→ Work required
Repeat the listing that follows exactly. Pictures are not part of the copy.

▶

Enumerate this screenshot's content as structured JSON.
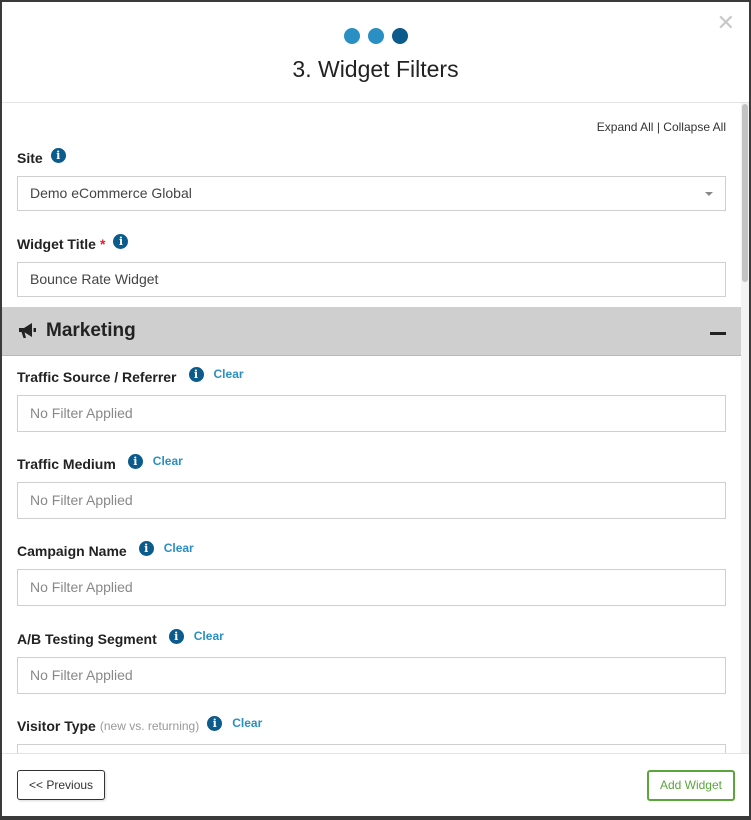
{
  "modal": {
    "title": "3. Widget Filters",
    "close_glyph": "✕",
    "steps": [
      {
        "color": "#2a8fc3"
      },
      {
        "color": "#2a8fc3"
      },
      {
        "color": "#0b5b8c"
      }
    ]
  },
  "toolbar": {
    "expand_all": "Expand All",
    "separator": "|",
    "collapse_all": "Collapse All"
  },
  "site": {
    "label": "Site",
    "value": "Demo eCommerce Global"
  },
  "widget_title": {
    "label": "Widget Title",
    "required_mark": "*",
    "value": "Bounce Rate Widget"
  },
  "section": {
    "title": "Marketing",
    "icon": "megaphone-icon",
    "state": "expanded"
  },
  "filters": [
    {
      "label": "Traffic Source / Referrer",
      "sub": "",
      "clear": "Clear",
      "placeholder": "No Filter Applied"
    },
    {
      "label": "Traffic Medium",
      "sub": "",
      "clear": "Clear",
      "placeholder": "No Filter Applied"
    },
    {
      "label": "Campaign Name",
      "sub": "",
      "clear": "Clear",
      "placeholder": "No Filter Applied"
    },
    {
      "label": "A/B Testing Segment",
      "sub": "",
      "clear": "Clear",
      "placeholder": "No Filter Applied"
    },
    {
      "label": "Visitor Type",
      "sub": "(new vs. returning)",
      "clear": "Clear",
      "placeholder": ""
    }
  ],
  "info_glyph": "i",
  "footer": {
    "previous_label": "<< Previous",
    "add_label": "Add Widget"
  },
  "colors": {
    "accent": "#2a8fc3",
    "info": "#0b5b8c",
    "add_button": "#5aa63c",
    "section_bg": "#cfcfcf"
  }
}
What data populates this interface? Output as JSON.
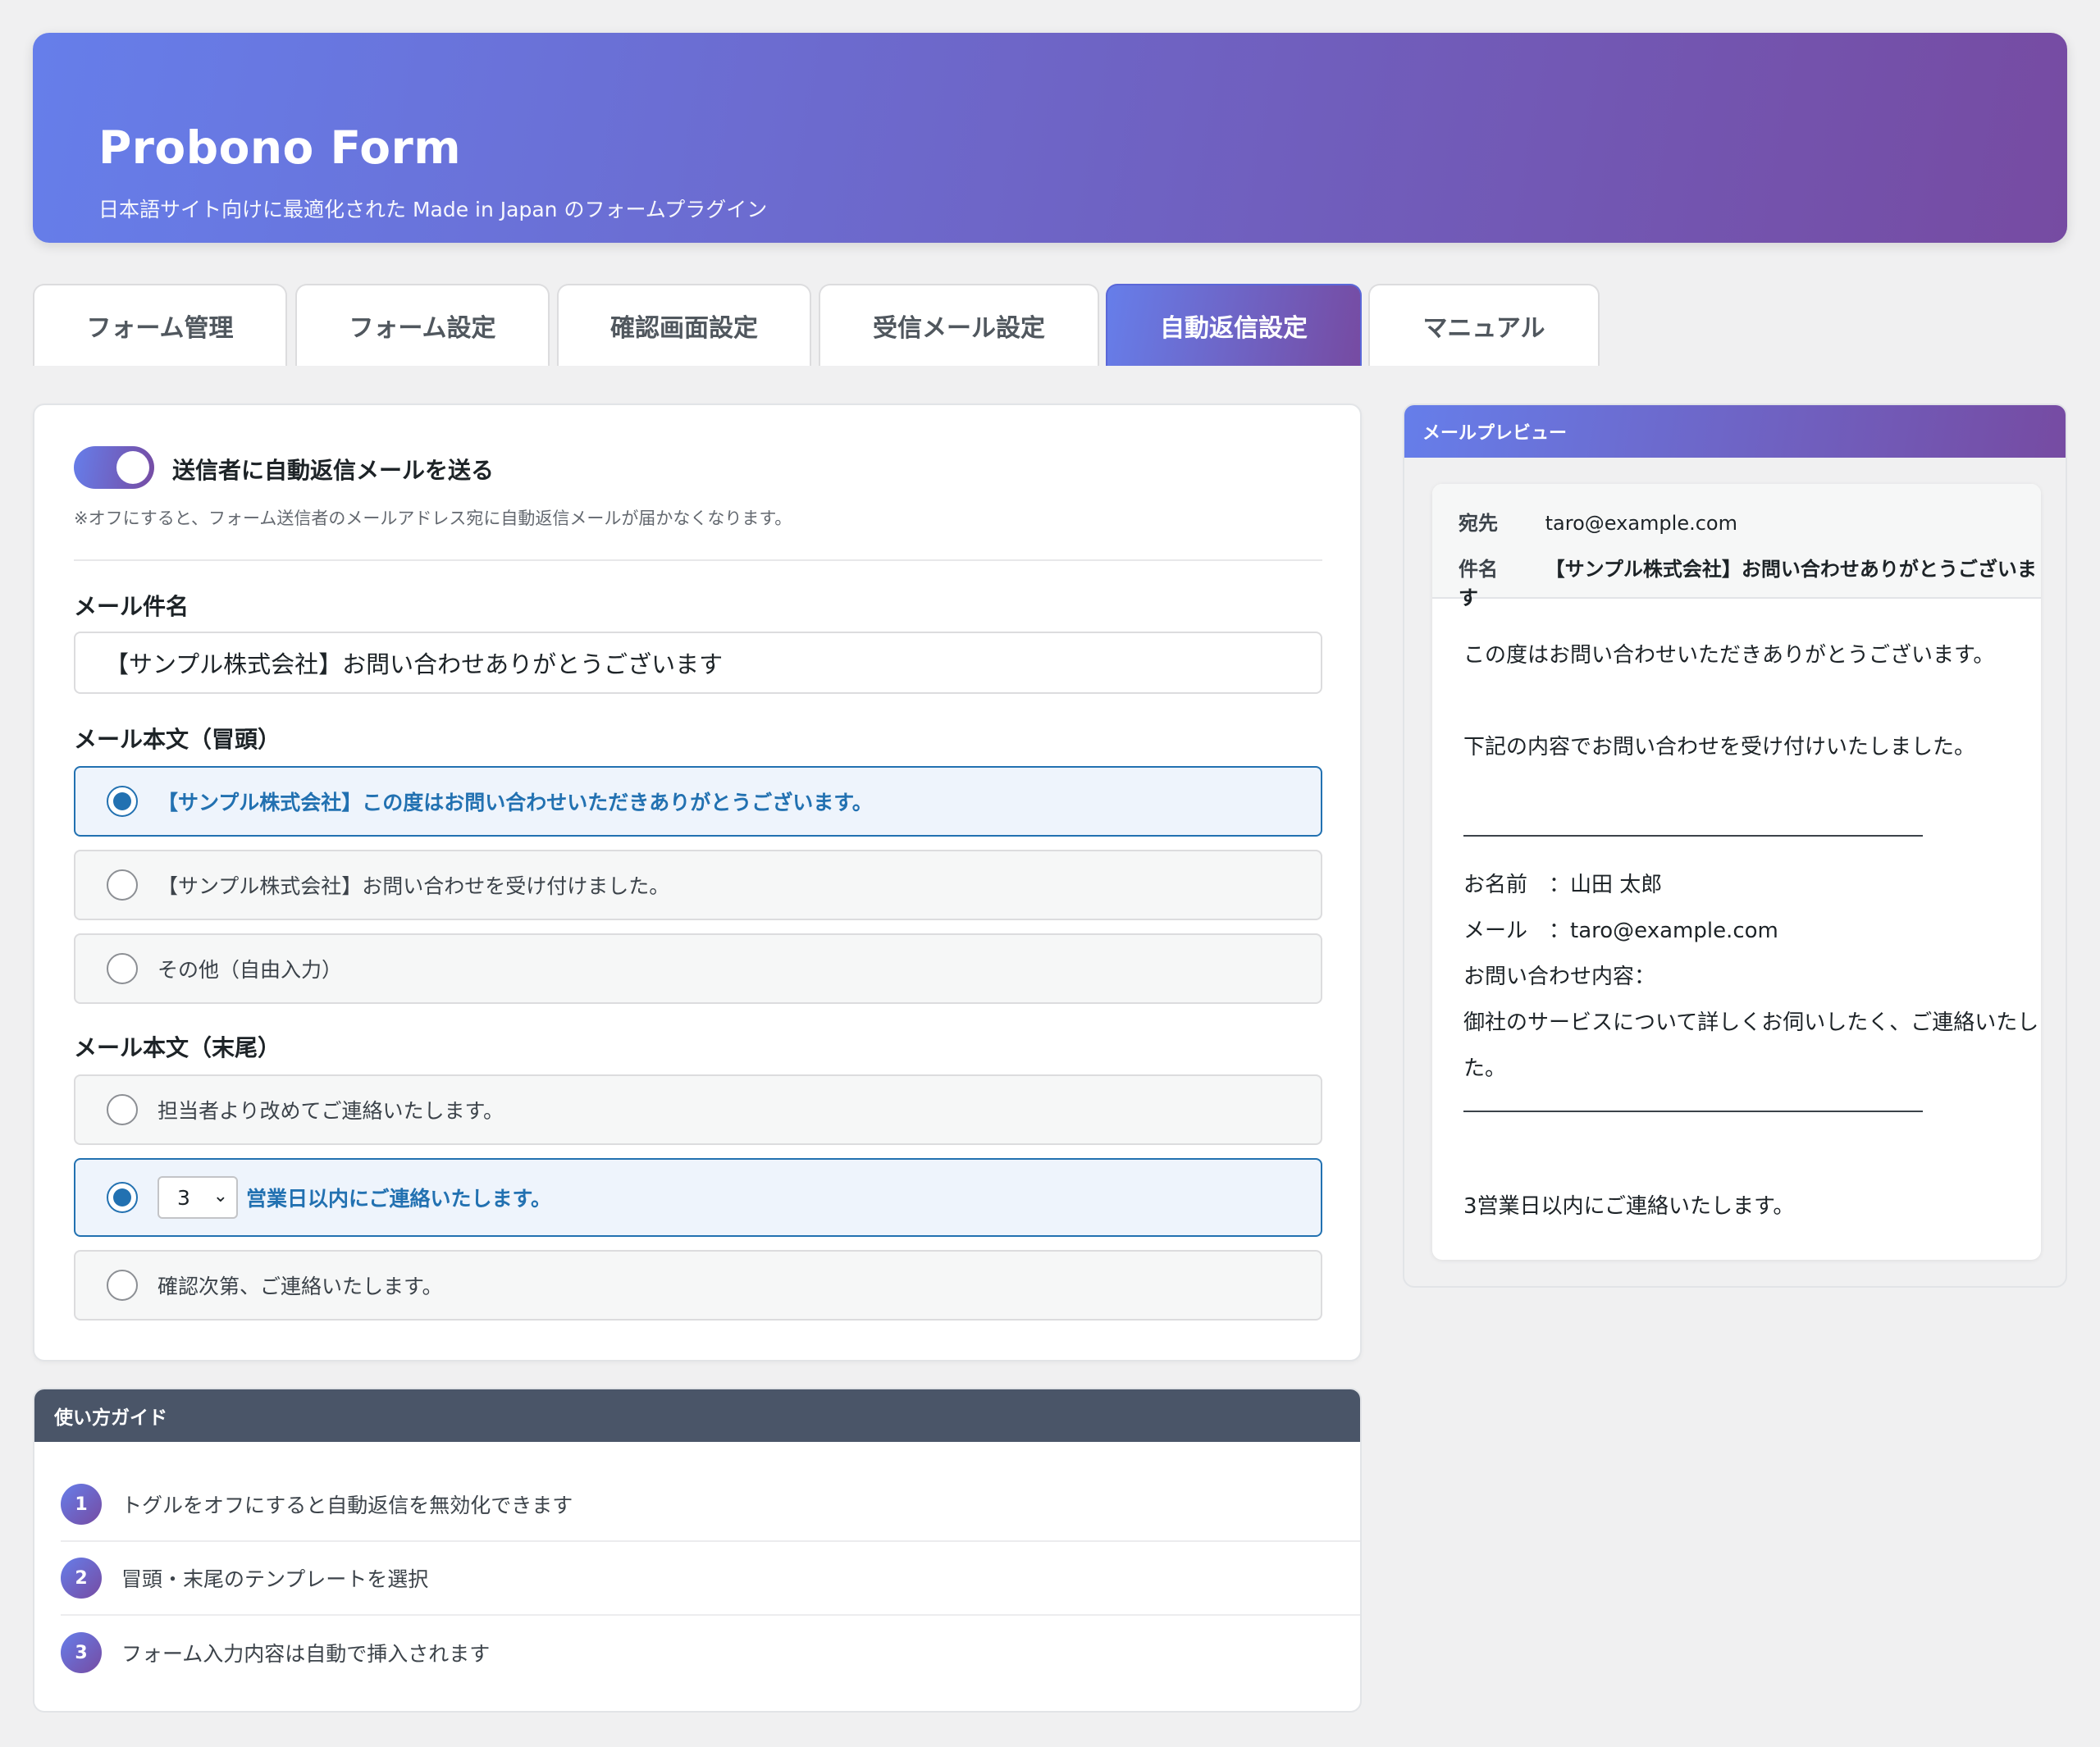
{
  "header": {
    "title": "Probono Form",
    "subtitle": "日本語サイト向けに最適化された Made in Japan のフォームプラグイン"
  },
  "tabs": [
    {
      "label": "フォーム管理",
      "active": false
    },
    {
      "label": "フォーム設定",
      "active": false
    },
    {
      "label": "確認画面設定",
      "active": false
    },
    {
      "label": "受信メール設定",
      "active": false
    },
    {
      "label": "自動返信設定",
      "active": true
    },
    {
      "label": "マニュアル",
      "active": false
    }
  ],
  "settings": {
    "toggle_label": "送信者に自動返信メールを送る",
    "toggle_on": true,
    "toggle_note": "※オフにすると、フォーム送信者のメールアドレス宛に自動返信メールが届かなくなります。",
    "subject_label": "メール件名",
    "subject_value": "【サンプル株式会社】お問い合わせありがとうございます",
    "opening_label": "メール本文（冒頭）",
    "opening_options": [
      {
        "label": "【サンプル株式会社】この度はお問い合わせいただきありがとうございます。",
        "selected": true
      },
      {
        "label": "【サンプル株式会社】お問い合わせを受け付けました。",
        "selected": false
      },
      {
        "label": "その他（自由入力）",
        "selected": false
      }
    ],
    "closing_label": "メール本文（末尾）",
    "closing_options": [
      {
        "label": "担当者より改めてご連絡いたします。",
        "selected": false
      },
      {
        "select_value": "3",
        "label": "営業日以内にご連絡いたします。",
        "selected": true
      },
      {
        "label": "確認次第、ご連絡いたします。",
        "selected": false
      }
    ]
  },
  "guide": {
    "title": "使い方ガイド",
    "steps": [
      {
        "num": "1",
        "text": "トグルをオフにすると自動返信を無効化できます"
      },
      {
        "num": "2",
        "text": "冒頭・末尾のテンプレートを選択"
      },
      {
        "num": "3",
        "text": "フォーム入力内容は自動で挿入されます"
      }
    ]
  },
  "preview": {
    "title": "メールプレビュー",
    "to_key": "宛先",
    "to_value": "taro@example.com",
    "subject_key": "件名",
    "subject_value": "【サンプル株式会社】お問い合わせありがとうございます",
    "body": {
      "greeting": "この度はお問い合わせいただきありがとうございます。",
      "received": "下記の内容でお問い合わせを受け付けいたしました。",
      "name_line": "お名前　：山田 太郎",
      "mail_line": "メール　：taro@example.com",
      "inquiry_label": "お問い合わせ内容：",
      "inquiry_line1": "御社のサービスについて詳しくお伺いしたく、ご連絡いたしまし",
      "inquiry_line2": "た。",
      "closing": "3営業日以内にご連絡いたします。"
    }
  },
  "colors": {
    "gradient_start": "#667eea",
    "gradient_end": "#764ba2",
    "accent_blue": "#2271b1",
    "guide_header": "#4a5568"
  }
}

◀

→ Solution to this task
Enumerate this screenshot's content as structured JSON.
{
  "modal": {
    "title": "3. Widget Filters",
    "close_glyph": "✕",
    "steps": [
      {
        "color": "#2a8fc3"
      },
      {
        "color": "#2a8fc3"
      },
      {
        "color": "#0b5b8c"
      }
    ]
  },
  "toolbar": {
    "expand_all": "Expand All",
    "separator": "|",
    "collapse_all": "Collapse All"
  },
  "site": {
    "label": "Site",
    "value": "Demo eCommerce Global"
  },
  "widget_title": {
    "label": "Widget Title",
    "required_mark": "*",
    "value": "Bounce Rate Widget"
  },
  "section": {
    "title": "Marketing",
    "icon": "megaphone-icon",
    "state": "expanded"
  },
  "filters": [
    {
      "label": "Traffic Source / Referrer",
      "sub": "",
      "clear": "Clear",
      "placeholder": "No Filter Applied"
    },
    {
      "label": "Traffic Medium",
      "sub": "",
      "clear": "Clear",
      "placeholder": "No Filter Applied"
    },
    {
      "label": "Campaign Name",
      "sub": "",
      "clear": "Clear",
      "placeholder": "No Filter Applied"
    },
    {
      "label": "A/B Testing Segment",
      "sub": "",
      "clear": "Clear",
      "placeholder": "No Filter Applied"
    },
    {
      "label": "Visitor Type",
      "sub": "(new vs. returning)",
      "clear": "Clear",
      "placeholder": ""
    }
  ],
  "info_glyph": "i",
  "footer": {
    "previous_label": "<< Previous",
    "add_label": "Add Widget"
  },
  "colors": {
    "accent": "#2a8fc3",
    "info": "#0b5b8c",
    "add_button": "#5aa63c",
    "section_bg": "#cfcfcf"
  }
}
What data populates this interface? Output as JSON.
{
  "header": {
    "title": "Probono Form",
    "subtitle": "日本語サイト向けに最適化された Made in Japan のフォームプラグイン"
  },
  "tabs": [
    {
      "label": "フォーム管理",
      "active": false
    },
    {
      "label": "フォーム設定",
      "active": false
    },
    {
      "label": "確認画面設定",
      "active": false
    },
    {
      "label": "受信メール設定",
      "active": false
    },
    {
      "label": "自動返信設定",
      "active": true
    },
    {
      "label": "マニュアル",
      "active": false
    }
  ],
  "settings": {
    "toggle_label": "送信者に自動返信メールを送る",
    "toggle_on": true,
    "toggle_note": "※オフにすると、フォーム送信者のメールアドレス宛に自動返信メールが届かなくなります。",
    "subject_label": "メール件名",
    "subject_value": "【サンプル株式会社】お問い合わせありがとうございます",
    "opening_label": "メール本文（冒頭）",
    "opening_options": [
      {
        "label": "【サンプル株式会社】この度はお問い合わせいただきありがとうございます。",
        "selected": true
      },
      {
        "label": "【サンプル株式会社】お問い合わせを受け付けました。",
        "selected": false
      },
      {
        "label": "その他（自由入力）",
        "selected": false
      }
    ],
    "closing_label": "メール本文（末尾）",
    "closing_options": [
      {
        "label": "担当者より改めてご連絡いたします。",
        "selected": false
      },
      {
        "select_value": "3",
        "label": "営業日以内にご連絡いたします。",
        "selected": true
      },
      {
        "label": "確認次第、ご連絡いたします。",
        "selected": false
      }
    ]
  },
  "guide": {
    "title": "使い方ガイド",
    "steps": [
      {
        "num": "1",
        "text": "トグルをオフにすると自動返信を無効化できます"
      },
      {
        "num": "2",
        "text": "冒頭・末尾のテンプレートを選択"
      },
      {
        "num": "3",
        "text": "フォーム入力内容は自動で挿入されます"
      }
    ]
  },
  "preview": {
    "title": "メールプレビュー",
    "to_key": "宛先",
    "to_value": "taro@example.com",
    "subject_key": "件名",
    "subject_value": "【サンプル株式会社】お問い合わせありがとうございます",
    "body": {
      "greeting": "この度はお問い合わせいただきありがとうございます。",
      "received": "下記の内容でお問い合わせを受け付けいたしました。",
      "name_line": "お名前　：山田 太郎",
      "mail_line": "メール　：taro@example.com",
      "inquiry_label": "お問い合わせ内容：",
      "inquiry_line1": "御社のサービスについて詳しくお伺いしたく、ご連絡いたしまし",
      "inquiry_line2": "た。",
      "closing": "3営業日以内にご連絡いたします。"
    }
  },
  "colors": {
    "gradient_start": "#667eea",
    "gradient_end": "#764ba2",
    "accent_blue": "#2271b1",
    "guide_header": "#4a5568"
  }
}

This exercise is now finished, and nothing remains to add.